When it comes to the price of a home, we Canadians are a “middle-of-the-pack” bunch compared with other countries.

House prices in Canada have gone up 1.5 times over the past two decades, about the same as in Belgium, Denmark, France and Finland, according to Bank of International Settlements data reported by BMO Capital Markets. That’s just ahead of the United States, Ireland and Spain (post-corrections).

Compare that to Norway, which – at four times the price of a house in 1995 – is way above 17 advanced countries.

Great Britain, Australia and Sweden clock in at three times higher.

The only country with prices that have actually fallen is – no surprise? – Japan, at 45 per cent lower “and still falling,” as BMO senior economist Sal Guatieri puts it.

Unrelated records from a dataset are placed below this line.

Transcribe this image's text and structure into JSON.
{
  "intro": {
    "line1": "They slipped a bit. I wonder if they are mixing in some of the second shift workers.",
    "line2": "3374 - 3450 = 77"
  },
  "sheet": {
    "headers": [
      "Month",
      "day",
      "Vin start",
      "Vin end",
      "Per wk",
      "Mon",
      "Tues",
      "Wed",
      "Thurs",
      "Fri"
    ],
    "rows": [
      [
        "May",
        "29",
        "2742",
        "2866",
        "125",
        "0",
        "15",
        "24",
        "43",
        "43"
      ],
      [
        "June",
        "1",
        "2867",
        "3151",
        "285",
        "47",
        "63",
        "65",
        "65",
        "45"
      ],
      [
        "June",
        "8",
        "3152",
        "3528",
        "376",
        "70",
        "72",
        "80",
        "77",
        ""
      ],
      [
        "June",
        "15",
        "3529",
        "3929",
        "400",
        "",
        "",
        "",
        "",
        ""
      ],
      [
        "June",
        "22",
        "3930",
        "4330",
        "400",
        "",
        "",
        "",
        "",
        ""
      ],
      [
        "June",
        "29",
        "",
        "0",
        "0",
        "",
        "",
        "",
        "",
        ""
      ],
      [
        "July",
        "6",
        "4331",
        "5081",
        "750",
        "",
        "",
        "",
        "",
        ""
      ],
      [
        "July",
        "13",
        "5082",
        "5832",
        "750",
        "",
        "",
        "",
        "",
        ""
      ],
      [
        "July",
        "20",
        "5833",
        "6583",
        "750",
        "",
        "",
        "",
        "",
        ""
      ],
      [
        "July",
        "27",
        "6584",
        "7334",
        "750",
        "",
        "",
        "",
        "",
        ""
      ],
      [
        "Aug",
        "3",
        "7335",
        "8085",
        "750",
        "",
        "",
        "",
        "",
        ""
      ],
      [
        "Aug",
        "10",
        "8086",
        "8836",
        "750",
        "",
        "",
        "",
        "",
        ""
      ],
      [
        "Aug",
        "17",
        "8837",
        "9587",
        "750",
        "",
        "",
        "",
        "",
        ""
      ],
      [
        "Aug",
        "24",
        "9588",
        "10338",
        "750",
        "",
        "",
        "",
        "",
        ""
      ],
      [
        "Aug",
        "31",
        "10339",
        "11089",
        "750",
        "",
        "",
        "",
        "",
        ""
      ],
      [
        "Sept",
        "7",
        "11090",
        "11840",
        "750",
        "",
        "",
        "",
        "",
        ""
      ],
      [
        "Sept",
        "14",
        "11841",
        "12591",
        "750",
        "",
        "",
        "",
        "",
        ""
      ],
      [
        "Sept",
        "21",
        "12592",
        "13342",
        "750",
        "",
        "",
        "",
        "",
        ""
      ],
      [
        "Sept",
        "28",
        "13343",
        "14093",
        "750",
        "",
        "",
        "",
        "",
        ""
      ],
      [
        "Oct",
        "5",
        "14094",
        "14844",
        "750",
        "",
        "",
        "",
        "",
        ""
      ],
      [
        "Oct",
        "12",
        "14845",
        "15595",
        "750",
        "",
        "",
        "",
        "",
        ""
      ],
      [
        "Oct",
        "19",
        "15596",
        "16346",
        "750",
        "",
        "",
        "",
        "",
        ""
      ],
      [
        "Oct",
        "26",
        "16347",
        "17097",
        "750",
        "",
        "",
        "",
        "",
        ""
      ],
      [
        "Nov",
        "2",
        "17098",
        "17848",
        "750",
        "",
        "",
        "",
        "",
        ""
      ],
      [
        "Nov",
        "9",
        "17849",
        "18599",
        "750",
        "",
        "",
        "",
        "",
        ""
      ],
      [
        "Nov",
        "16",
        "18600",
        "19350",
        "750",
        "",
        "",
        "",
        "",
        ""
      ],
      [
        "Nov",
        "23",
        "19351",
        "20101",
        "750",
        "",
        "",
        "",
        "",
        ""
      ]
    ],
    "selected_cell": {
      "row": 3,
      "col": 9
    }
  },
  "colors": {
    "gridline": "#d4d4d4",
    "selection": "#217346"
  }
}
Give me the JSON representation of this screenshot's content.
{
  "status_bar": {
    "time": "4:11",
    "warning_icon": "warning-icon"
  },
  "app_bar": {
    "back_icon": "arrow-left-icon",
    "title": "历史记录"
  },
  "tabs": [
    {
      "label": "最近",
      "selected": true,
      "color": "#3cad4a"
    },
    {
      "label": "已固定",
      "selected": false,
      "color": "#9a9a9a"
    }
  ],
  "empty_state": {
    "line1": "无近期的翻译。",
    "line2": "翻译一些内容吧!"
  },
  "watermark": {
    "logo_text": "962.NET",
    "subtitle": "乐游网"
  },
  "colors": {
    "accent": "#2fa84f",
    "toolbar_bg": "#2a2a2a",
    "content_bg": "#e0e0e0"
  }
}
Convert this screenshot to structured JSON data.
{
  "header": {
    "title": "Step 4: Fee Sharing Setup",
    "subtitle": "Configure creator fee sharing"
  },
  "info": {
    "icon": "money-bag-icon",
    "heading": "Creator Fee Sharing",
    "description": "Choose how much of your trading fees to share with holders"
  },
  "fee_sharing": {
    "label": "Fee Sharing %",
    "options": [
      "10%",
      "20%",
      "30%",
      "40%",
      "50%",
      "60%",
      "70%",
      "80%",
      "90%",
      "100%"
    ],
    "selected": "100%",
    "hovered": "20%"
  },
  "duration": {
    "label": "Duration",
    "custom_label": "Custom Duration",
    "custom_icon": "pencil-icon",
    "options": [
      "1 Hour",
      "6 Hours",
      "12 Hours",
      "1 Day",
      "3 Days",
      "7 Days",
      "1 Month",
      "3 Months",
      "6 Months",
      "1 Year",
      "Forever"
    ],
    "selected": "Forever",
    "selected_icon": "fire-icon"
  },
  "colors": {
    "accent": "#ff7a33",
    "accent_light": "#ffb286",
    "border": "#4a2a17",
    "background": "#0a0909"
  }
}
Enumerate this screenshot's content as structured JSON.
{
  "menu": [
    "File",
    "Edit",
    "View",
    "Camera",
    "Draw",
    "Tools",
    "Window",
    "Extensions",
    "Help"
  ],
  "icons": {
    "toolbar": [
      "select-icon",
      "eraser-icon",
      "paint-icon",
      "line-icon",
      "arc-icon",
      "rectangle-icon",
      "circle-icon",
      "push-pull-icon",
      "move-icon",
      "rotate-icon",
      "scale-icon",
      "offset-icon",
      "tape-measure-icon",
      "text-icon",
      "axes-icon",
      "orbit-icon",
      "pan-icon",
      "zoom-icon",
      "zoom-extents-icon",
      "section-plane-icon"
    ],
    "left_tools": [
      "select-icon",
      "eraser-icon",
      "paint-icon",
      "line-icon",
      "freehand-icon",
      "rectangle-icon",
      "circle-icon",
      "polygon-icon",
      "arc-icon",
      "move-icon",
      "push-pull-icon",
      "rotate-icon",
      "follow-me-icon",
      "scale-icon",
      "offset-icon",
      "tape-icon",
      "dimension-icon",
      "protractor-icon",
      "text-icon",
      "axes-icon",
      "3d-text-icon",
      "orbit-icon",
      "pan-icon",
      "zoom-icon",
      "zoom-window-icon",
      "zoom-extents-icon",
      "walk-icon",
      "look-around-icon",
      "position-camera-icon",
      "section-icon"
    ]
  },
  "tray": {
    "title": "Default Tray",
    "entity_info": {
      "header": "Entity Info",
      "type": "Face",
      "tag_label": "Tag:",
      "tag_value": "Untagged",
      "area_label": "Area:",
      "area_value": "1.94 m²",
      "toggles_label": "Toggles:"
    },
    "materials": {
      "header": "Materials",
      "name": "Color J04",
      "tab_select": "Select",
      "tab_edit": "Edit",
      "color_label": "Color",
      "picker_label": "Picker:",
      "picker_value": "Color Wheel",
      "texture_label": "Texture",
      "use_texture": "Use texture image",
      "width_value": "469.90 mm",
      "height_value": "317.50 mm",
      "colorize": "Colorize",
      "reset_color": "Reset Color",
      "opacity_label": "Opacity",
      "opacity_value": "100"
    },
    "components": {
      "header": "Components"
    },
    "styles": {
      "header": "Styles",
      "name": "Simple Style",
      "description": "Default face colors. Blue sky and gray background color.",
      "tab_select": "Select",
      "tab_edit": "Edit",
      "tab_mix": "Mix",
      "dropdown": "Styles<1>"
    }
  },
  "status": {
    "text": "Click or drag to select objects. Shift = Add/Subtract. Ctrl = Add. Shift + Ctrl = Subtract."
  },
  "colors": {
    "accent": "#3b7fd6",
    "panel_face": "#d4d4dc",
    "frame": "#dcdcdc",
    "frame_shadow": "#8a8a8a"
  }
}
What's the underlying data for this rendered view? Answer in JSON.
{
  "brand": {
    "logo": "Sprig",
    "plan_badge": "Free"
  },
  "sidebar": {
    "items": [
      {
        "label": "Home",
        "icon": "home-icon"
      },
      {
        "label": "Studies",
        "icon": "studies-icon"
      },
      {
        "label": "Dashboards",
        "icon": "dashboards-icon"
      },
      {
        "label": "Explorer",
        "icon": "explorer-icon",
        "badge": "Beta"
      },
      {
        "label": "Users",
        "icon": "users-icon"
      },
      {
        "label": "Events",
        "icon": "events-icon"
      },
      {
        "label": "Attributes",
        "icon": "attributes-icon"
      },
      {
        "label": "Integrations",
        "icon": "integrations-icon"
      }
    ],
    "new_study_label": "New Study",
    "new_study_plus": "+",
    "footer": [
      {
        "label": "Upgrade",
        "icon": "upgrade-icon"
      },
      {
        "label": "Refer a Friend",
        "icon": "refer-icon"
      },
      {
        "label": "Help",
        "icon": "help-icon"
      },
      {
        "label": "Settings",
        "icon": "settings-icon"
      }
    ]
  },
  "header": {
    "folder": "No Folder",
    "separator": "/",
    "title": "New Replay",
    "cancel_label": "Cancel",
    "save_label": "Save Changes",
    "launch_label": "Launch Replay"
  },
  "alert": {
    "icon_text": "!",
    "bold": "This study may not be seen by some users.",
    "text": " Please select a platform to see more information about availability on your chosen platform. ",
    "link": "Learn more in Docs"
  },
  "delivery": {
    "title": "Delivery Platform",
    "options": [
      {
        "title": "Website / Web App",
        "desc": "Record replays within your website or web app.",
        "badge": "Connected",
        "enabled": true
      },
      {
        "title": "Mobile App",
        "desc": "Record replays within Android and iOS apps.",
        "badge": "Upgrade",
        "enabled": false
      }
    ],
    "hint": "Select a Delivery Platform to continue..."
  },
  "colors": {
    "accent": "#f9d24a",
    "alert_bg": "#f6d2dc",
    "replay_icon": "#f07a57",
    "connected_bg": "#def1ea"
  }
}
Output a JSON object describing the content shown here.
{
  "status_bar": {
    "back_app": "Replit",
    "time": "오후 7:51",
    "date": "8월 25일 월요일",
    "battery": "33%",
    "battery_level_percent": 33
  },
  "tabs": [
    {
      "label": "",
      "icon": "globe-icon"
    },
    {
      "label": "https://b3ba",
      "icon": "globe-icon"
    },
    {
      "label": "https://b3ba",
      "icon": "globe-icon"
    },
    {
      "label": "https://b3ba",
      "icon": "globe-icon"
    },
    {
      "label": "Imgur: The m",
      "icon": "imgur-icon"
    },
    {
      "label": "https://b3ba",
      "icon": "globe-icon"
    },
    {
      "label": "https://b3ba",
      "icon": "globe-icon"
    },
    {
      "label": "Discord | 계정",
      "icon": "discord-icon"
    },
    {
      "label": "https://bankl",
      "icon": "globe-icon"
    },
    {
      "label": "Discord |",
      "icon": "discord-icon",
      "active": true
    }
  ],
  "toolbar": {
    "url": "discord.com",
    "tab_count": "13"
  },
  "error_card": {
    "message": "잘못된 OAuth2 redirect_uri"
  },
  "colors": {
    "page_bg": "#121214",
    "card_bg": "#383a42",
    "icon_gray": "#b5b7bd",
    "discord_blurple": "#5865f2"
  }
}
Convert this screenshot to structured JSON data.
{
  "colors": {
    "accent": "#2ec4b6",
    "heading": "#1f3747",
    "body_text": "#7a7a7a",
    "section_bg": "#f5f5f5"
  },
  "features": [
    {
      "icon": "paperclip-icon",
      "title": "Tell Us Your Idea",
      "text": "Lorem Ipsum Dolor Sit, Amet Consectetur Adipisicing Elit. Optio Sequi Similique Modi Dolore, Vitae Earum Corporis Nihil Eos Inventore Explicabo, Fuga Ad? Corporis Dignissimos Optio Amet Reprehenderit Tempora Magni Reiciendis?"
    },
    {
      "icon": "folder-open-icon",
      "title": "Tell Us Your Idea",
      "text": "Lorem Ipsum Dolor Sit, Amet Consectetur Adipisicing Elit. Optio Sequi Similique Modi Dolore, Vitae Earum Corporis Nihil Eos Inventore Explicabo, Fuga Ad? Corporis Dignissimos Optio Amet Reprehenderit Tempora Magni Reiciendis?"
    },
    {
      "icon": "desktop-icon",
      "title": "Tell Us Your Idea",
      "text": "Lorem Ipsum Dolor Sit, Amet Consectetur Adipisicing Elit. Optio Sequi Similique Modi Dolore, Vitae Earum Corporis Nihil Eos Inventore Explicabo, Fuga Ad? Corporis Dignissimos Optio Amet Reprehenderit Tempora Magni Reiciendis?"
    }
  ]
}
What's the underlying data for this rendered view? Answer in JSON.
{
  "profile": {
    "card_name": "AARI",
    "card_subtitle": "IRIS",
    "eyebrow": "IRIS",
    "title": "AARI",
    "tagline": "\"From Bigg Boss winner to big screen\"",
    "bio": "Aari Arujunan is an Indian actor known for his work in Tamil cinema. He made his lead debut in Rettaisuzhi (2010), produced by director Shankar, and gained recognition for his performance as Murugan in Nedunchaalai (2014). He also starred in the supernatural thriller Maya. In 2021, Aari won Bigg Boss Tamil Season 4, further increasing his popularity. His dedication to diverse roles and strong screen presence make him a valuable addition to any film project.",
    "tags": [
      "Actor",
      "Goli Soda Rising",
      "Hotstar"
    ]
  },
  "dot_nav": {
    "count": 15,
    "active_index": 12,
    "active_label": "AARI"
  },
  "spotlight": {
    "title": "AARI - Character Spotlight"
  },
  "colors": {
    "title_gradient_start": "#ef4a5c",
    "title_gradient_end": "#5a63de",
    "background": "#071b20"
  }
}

Meanwhile, over at Canada Mortgage and Housing Corp., the 2014 review of the state of housing in Canada drills deep down into demographics, finance, markets, trends and housing conditions.

Not surprisingly, household growth between 2006 and 2011 was strongest among the 60-64 age set, the leading edge of the ever-influential baby boom generation.

New-home prices increased on average 2.3 per cent in 2012, with growth posted in 18 of 21 urban centres covered. The biggest increase – 5 per cent – was in the Toronto-Oshawa region, while the largest decrease was in Victoria: 3 per cent.

The average resale price of a home on the Multiple Listing Service in 2013? $382,576, up from $363,469 in the previous year. A 2012 survey indicates that 31 per cent of recent buyers reported making either a lump-sum payment or increasing their regular mortgage payment, or both, in order to pay off their mortgage sooner, up from 29 per cent in 2011.

As of the first quarter of 2014, 0.31 per cent of residential mortgages were three or more months in arrears, down from 0.34 per cent a year earlier. That’s the lowest level since 2008, due to the improvement in economic conditions.

And Canadians’ ability to service their mortgage debts improved: in 2013, the ratio of average mortgage debt-service costs to annual personal disposable income stood at 3.66 per cent, a whisper of a decline from 3.7 per cent in 2012 and below the average of 4.1 per cent since 2000.

One-person households are the fastest-growing type of household, accounting for 28 per cent of households in 2011, more than twice their 13-per-cent share in 1971.

Households made up of couples with kids accounted for 29 per cent of households in 2011, down from 50 per cent in 1971. In 2011, women made up 65 per cent of condominium owner-occupants living alone. At the age-55-and-above level, that jumps to 76 per cent.

The Globe and Mail
Published Thursday, Nov. 20 2014, 9:11 AM EST
Last updated Thursday, Nov. 20 2014, 10:19 AM ES